**PROBLEM TO WORK ON**
Looking at the data below, how many lines include the word "this"? Respond with the number only.

+ + + + +

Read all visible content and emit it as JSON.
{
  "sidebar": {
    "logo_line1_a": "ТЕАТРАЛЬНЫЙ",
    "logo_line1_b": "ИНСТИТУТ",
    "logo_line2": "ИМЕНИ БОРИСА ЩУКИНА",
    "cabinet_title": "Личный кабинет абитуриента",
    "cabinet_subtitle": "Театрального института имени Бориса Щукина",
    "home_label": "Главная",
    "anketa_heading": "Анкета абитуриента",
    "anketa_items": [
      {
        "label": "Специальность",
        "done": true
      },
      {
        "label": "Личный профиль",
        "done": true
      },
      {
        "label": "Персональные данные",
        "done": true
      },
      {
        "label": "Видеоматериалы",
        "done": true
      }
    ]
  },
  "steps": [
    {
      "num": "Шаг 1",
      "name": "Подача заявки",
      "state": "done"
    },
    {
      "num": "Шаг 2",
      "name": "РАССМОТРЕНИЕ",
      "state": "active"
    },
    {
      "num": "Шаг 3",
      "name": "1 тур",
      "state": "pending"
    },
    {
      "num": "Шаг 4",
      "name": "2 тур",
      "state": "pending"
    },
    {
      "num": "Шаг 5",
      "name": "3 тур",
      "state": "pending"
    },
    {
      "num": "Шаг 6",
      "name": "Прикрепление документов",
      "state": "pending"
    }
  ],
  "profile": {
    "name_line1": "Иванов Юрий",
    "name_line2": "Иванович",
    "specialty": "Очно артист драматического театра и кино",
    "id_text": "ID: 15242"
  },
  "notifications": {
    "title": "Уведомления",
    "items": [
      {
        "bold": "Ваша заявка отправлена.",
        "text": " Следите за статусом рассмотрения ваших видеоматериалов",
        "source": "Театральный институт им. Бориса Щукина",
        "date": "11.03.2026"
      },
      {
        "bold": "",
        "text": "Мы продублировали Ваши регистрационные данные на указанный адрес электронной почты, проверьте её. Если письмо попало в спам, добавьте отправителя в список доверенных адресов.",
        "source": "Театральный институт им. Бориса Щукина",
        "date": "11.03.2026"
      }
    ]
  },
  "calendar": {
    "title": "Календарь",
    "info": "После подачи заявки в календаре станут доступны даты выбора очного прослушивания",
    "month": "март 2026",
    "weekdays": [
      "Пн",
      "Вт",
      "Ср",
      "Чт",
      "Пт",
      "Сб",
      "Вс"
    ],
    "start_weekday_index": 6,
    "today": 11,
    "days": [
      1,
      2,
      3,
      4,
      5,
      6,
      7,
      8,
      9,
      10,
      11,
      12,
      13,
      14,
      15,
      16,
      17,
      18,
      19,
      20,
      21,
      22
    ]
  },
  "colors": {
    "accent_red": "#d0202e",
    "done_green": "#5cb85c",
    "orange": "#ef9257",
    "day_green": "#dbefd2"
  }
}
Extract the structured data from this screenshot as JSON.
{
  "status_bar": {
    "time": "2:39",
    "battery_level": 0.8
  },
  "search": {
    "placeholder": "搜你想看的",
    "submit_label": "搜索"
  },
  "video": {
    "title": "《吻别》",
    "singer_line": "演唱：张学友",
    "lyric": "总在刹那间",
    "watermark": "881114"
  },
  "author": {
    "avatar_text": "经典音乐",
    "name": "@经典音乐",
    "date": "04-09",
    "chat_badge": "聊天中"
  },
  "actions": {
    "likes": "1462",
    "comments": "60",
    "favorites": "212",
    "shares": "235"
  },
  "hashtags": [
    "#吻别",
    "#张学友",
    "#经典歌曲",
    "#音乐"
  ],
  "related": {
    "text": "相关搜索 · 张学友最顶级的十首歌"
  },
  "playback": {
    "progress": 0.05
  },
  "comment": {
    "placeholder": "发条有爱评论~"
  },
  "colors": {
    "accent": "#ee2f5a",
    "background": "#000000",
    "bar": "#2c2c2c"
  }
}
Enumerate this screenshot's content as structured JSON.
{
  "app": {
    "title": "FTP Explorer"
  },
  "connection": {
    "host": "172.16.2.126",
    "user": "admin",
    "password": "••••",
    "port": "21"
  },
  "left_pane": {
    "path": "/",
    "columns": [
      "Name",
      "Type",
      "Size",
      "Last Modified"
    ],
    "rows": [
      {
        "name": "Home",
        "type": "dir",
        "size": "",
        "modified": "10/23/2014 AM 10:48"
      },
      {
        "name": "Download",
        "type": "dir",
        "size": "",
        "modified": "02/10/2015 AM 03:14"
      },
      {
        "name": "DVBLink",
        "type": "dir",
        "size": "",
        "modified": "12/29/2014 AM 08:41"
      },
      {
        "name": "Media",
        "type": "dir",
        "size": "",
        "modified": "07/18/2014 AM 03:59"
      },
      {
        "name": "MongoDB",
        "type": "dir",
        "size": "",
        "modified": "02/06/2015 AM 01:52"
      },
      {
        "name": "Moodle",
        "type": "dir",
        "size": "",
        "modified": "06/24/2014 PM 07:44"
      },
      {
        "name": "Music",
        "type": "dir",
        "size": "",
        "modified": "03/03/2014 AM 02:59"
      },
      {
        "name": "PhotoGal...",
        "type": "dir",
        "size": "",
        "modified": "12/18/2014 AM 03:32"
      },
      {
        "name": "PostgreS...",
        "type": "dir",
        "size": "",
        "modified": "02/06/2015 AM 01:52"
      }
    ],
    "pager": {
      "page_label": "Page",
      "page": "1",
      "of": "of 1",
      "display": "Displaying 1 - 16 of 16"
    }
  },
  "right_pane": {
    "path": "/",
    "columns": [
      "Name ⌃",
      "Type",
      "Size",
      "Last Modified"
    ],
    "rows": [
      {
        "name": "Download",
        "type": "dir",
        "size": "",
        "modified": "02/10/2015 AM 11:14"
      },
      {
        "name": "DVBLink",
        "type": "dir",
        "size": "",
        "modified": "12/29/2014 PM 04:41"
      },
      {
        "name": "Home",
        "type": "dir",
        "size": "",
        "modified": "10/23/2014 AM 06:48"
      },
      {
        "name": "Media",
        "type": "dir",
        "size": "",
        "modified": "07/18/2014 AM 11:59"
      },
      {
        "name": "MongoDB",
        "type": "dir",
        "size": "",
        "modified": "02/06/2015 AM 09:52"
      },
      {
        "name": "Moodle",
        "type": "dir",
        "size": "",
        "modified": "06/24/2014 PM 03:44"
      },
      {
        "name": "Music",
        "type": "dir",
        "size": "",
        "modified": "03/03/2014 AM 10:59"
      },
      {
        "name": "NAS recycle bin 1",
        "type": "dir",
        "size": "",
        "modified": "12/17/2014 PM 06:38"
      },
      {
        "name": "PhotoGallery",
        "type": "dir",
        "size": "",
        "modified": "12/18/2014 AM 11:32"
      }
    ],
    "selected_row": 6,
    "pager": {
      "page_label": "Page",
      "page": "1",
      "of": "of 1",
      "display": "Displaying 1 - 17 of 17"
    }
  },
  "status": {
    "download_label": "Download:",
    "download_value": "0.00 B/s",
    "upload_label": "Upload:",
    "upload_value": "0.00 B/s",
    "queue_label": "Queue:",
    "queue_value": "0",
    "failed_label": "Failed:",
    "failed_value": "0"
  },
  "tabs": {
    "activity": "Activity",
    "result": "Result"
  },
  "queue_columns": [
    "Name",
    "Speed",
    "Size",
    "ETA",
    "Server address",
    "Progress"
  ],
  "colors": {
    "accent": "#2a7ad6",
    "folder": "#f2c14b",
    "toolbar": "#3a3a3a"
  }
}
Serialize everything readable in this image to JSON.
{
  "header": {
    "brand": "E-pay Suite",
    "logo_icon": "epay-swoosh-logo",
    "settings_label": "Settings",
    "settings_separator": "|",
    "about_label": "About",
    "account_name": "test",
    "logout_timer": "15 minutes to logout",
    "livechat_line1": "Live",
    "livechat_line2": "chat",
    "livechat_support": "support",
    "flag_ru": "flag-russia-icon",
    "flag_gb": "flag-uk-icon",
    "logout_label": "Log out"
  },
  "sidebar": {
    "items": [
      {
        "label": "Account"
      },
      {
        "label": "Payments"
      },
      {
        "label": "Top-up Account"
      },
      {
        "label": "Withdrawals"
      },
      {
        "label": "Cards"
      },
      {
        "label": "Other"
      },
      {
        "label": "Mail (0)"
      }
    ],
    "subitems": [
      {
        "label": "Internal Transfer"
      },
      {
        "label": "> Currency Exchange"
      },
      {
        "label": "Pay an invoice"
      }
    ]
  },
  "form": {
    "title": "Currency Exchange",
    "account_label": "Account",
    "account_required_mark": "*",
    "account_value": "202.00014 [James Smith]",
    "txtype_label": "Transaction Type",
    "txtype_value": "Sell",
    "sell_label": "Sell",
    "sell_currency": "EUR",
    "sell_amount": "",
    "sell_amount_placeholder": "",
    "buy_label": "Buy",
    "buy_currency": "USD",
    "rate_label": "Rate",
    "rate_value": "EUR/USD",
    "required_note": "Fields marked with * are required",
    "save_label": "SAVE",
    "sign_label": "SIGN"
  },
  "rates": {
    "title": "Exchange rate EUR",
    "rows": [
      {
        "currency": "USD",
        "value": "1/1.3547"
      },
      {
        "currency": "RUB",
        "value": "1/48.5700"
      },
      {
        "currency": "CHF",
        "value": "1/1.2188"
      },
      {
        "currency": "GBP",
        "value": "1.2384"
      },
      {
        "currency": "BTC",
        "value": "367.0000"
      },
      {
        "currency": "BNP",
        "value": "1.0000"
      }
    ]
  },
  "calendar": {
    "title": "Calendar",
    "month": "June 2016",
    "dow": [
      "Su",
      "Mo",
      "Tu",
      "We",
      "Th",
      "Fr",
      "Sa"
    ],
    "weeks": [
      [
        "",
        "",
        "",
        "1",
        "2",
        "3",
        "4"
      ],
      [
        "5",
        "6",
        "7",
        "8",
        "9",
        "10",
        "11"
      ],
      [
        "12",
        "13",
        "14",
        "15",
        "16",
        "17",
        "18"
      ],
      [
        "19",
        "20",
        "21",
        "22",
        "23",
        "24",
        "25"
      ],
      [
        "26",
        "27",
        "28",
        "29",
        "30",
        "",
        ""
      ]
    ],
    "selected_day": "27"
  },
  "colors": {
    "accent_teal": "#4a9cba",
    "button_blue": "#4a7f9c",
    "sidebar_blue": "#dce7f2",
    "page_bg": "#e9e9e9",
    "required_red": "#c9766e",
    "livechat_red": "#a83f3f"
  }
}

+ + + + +

**OUTPUT OF THE TASK**
3